Work to complete:
Work through the data below and state how many lines contain "JSON", giving that number alone.

Given records:
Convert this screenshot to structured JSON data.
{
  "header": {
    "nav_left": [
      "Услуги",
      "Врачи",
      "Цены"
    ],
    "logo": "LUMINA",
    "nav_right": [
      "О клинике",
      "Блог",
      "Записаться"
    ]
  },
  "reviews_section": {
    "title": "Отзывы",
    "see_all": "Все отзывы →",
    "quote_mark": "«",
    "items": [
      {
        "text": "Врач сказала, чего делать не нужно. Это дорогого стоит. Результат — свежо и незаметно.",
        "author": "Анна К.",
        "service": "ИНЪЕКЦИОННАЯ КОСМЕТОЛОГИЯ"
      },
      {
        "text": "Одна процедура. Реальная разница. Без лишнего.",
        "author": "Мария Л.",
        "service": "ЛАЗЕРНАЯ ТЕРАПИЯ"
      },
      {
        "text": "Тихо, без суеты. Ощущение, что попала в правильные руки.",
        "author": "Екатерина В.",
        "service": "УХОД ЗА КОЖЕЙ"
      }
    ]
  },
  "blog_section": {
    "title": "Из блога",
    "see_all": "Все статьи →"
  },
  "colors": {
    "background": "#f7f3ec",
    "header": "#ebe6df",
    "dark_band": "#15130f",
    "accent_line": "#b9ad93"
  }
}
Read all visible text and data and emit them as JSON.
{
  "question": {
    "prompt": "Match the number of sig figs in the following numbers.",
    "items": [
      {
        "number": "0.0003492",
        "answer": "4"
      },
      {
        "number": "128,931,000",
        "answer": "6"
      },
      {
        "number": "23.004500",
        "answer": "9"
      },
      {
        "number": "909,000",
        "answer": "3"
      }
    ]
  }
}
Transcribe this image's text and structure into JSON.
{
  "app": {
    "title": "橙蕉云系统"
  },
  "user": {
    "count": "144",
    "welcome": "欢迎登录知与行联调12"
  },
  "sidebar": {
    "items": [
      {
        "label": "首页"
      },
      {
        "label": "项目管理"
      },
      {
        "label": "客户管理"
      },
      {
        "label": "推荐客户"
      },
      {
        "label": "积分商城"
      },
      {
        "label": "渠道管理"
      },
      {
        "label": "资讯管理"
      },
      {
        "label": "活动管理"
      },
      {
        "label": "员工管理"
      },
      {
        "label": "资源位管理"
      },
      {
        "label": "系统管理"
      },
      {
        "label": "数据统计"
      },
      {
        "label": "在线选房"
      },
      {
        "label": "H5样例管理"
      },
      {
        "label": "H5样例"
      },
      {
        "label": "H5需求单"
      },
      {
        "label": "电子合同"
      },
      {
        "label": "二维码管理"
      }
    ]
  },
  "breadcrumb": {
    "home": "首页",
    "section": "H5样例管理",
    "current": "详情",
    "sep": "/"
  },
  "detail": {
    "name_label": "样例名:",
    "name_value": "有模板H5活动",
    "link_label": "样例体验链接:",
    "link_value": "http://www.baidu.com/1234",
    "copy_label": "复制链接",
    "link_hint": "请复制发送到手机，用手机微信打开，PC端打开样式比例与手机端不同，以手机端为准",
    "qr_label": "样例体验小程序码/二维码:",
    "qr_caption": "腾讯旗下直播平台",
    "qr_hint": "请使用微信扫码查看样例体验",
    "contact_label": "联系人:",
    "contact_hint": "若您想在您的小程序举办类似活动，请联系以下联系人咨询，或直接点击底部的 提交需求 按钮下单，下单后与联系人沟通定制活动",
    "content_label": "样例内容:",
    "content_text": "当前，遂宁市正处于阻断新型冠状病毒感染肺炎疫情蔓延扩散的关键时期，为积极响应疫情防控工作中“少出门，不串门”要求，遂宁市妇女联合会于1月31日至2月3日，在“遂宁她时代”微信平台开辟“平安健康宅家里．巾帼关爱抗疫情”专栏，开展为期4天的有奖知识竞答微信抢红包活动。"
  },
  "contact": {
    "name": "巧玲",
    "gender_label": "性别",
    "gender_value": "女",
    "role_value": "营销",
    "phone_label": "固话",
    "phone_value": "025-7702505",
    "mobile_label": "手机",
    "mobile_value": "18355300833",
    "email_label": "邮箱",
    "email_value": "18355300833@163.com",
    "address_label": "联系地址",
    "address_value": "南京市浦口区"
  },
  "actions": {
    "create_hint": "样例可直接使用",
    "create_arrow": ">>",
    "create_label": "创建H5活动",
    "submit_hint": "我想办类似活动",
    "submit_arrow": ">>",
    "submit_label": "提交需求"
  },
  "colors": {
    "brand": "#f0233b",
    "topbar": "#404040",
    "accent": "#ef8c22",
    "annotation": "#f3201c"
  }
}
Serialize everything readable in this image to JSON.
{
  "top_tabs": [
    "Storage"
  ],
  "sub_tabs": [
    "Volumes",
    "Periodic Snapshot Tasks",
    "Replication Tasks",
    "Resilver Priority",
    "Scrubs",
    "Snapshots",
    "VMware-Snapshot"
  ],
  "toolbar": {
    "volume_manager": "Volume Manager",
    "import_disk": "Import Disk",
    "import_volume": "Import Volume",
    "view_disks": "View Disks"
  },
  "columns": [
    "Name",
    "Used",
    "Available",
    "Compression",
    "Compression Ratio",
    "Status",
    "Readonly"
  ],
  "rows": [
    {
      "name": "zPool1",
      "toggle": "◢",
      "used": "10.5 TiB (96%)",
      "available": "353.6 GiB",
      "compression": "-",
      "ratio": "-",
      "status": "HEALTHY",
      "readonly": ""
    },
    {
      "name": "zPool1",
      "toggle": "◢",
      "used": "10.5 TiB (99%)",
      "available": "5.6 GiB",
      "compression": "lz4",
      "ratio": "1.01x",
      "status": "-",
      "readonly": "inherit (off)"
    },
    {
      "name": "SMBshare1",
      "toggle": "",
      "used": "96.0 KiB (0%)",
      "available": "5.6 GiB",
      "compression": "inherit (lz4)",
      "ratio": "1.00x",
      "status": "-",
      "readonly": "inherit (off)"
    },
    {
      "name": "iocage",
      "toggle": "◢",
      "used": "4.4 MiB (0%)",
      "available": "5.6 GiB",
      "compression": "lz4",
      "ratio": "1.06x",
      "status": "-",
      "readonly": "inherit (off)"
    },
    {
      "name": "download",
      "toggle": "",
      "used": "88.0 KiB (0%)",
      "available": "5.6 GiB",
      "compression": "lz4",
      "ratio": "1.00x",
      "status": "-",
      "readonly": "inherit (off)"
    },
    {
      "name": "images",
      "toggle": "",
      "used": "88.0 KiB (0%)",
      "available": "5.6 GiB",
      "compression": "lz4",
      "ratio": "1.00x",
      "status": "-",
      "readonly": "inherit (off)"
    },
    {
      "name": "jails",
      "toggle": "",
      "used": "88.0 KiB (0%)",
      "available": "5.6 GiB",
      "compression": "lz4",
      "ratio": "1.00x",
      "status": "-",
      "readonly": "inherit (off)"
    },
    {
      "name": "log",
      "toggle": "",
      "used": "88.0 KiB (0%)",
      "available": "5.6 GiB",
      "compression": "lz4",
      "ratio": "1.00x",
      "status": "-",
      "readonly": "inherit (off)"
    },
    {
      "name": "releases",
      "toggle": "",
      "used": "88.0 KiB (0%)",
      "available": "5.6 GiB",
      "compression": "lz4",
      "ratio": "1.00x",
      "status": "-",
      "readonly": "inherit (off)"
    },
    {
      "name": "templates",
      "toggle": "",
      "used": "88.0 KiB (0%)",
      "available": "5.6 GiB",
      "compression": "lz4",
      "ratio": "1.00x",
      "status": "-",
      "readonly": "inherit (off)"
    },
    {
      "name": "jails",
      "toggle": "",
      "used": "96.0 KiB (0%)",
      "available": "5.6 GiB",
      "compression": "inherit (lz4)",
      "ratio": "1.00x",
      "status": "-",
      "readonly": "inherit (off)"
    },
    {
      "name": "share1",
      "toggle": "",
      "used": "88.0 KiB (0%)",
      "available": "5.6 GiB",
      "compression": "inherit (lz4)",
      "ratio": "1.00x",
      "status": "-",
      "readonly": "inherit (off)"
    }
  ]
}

Answer to the exercise:
4